High Performance Computers and Export Control Policy: Issues for Congress
Publication Date: January 2006
Publisher(s): Library of Congress. Congressional Research Service
Congress has a strong interest in export control policy with regard to technologies that may have both commercial and military applications outside of the United States. Through its constitutionally delegated authority to regulate foreign commerce, Congress has the authority to control exports for national security or foreign policy purposes. The 109th Congress may examine issues of national export control policy, including reauthorization of the Export Administration Act (EAA), and control policies concerning key technologies. Among these technologies are High Performance Computers -- HPCs. HPCs are either single computing machines (usually called supercomputers) or a cluster of easily available, high-end workstations or personal computers. Congressional interest in HPCs has primarily, but not exclusively, been focused on the dual-use applications of HPCs. That is, commercial HPCs that may also be used to simulate nuclear weapon tests, chemical and biological weapons production, and for military command, control, and communications. The 109th Congress may consider the extension and revision of the EAA through H.R. 4572 or other legislation. Both chambers last considered EAA legislation in the 107th Congress. Legislation may also be introduced to repeal specific controls on HPCs enacted as part of the National Defense Authorization Act of 1998.

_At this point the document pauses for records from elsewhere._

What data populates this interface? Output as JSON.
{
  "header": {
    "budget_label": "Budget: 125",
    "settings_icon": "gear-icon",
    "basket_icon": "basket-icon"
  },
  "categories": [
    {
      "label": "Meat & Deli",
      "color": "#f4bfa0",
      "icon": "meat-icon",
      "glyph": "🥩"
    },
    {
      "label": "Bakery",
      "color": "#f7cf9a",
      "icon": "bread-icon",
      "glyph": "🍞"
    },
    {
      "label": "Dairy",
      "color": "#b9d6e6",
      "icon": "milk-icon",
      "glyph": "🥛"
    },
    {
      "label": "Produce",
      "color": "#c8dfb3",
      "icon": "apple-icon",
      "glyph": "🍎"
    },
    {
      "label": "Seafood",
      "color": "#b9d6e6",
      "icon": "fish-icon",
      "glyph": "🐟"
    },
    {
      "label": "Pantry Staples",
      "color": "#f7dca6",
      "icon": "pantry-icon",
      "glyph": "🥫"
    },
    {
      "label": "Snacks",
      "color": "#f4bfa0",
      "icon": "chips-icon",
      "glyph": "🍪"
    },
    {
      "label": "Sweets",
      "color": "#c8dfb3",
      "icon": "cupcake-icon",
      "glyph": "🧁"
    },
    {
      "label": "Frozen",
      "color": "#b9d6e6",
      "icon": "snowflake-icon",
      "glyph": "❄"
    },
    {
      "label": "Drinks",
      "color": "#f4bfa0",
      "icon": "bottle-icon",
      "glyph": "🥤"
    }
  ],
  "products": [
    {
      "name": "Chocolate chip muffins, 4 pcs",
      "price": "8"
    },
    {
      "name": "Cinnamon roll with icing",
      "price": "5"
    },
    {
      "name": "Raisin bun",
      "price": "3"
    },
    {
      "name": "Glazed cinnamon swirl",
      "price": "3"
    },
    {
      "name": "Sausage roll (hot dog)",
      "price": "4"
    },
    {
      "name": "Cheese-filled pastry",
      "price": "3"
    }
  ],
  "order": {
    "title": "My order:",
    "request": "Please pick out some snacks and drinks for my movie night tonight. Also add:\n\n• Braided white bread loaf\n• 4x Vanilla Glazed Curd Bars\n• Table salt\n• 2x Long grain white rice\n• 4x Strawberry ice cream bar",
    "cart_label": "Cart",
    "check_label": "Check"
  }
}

There are several issues that congressional policymakers may address concerning reauthorization of the Export Administration Act. One is proliferation -- who obtains this technology and how they use it. In response to concerns about proliferation, Congress has legislated licensing, post-shipment verification, export notification, and licensing threshold requirements for HPCs. Some contend that these safeguards and restrictions have not been effective. Another issue is the notification process, in which the executive branch not only notifies the legislative branch of HPC export control changes, but describes the national security implications as well. Critics contend that the last several HPC export control changes did not sufficiently provide this national security context. The U.S. computer industry has also raised concerns about another issue -- that restrictions only hurt U.S. commercial interests. The computer industry and their supporters, as well as others, contend that the computing benchmark for HPCs (Million Theoretical Operations Per Second, or MTOPS), no longer reflects rapid technology innovations in the field. Some have called for replacing MTOPS with a benchmark measuring teraflops, and this standard has recently been adopted by the multilateral Wassenaar Arrangement dual-use control regime.